Posts Tagged: Benicia
The almonds are blooming! The almonds are blooming! Well, at least one almond tree in the Benicia State Recreation Area is blooming. On a drive to Benicia on Christmas Day, we spotted several blooms on an almond tree. The tree, a foot from the parking...
An almond tree at the Benicia State Recreation Area was blooming on Christmas Day. (Photo by Kathy Keatley Garvey)
Honey bees working the broccoli blossoms in the Avant Community Garden, Benicia, on Christmas Day. (Photo by Kathy Keatley Garvey)
A honey bee forages on an oxalis blossom on Christmas Day at the Benicia Capitol State Historic Park. (Photo by Kathy Keatley Garvey)

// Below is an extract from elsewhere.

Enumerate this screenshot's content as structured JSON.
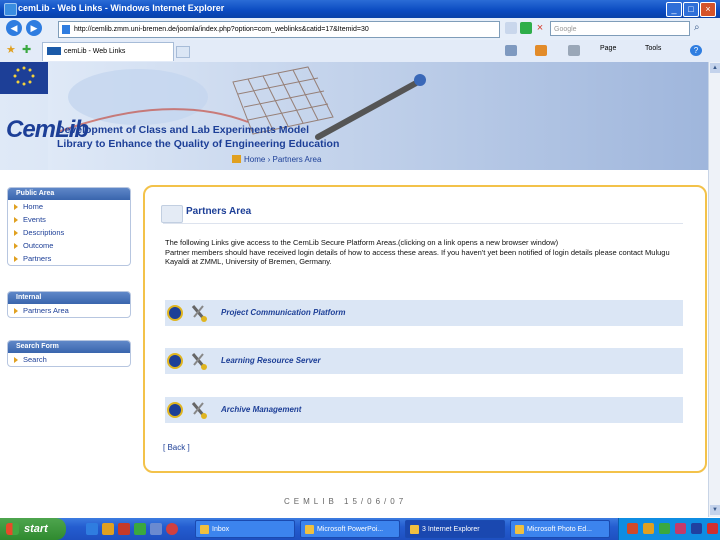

The painted ladies are on move. Butterflies. Scores of painted ladies (Vanessa cardui) are now migrating north from their overwintering sites near the U.S. Mexico border. On Saturday, March 8 we saw two of them nectaring on Spanish lavender...
A female butterfly, a painted lady, nectaring on Spanish lavender on March 8 in the Benicia Community Garden. (Photo by Kathy Keatley Garvey)
Painted lady twists around for a better shot at the nectar. (Photo by Kathy Keatley Garvey)
A journey to the Benicia (Calif.) Capitol State Historic Park, Solano County, on Christmas Day yielded the unexpected: a black-tailed bumble bee, Bombus melanopygus, foraging in jade blossoms. Several honey bees and at least one lady beetle (ladybug),...
Black-tailed bumble bee, Bombus melanopygus, heading for jade blossoms. (Photo by Kathy Keatley Garvey)
Black-tailed bumble bee targeting jade. (Photo by Kathy Keatley Garvey)
These freezing temperatures we're experiencing make us yearn for spring. True, it's still autumn and winter doesn't officially start until Dec. 22, but it's a good time to think of honey bees pollinating the almond blossoms. California almonds usually...
The freezing temperatures make us yearn for almond pollination season. This photo was taken Feb. 10, 2013 in the Matthew Turner Shipyard Park, Benicia. (Photo by Kathy Keatley Garvey)
Oh, the fun-loving, sun-loving cosmos. A native of Mexico and a member of the sunflower family, Asteraceae, this plant brightens many a garden, attracting such pollinators as honey bees, bumble bees, sweat bees, hover flies and butterflies. Its common...
Honey bee visiting a cosmos. (Photo by Kathy Keatley Garvey)
Honey bee packing pollen, up, up and away. (Photo by Kathy Keatley Garvey)o
This honey bee is "in the pink"--pink cosmos. (Photo by Kathy Keatley Garvey)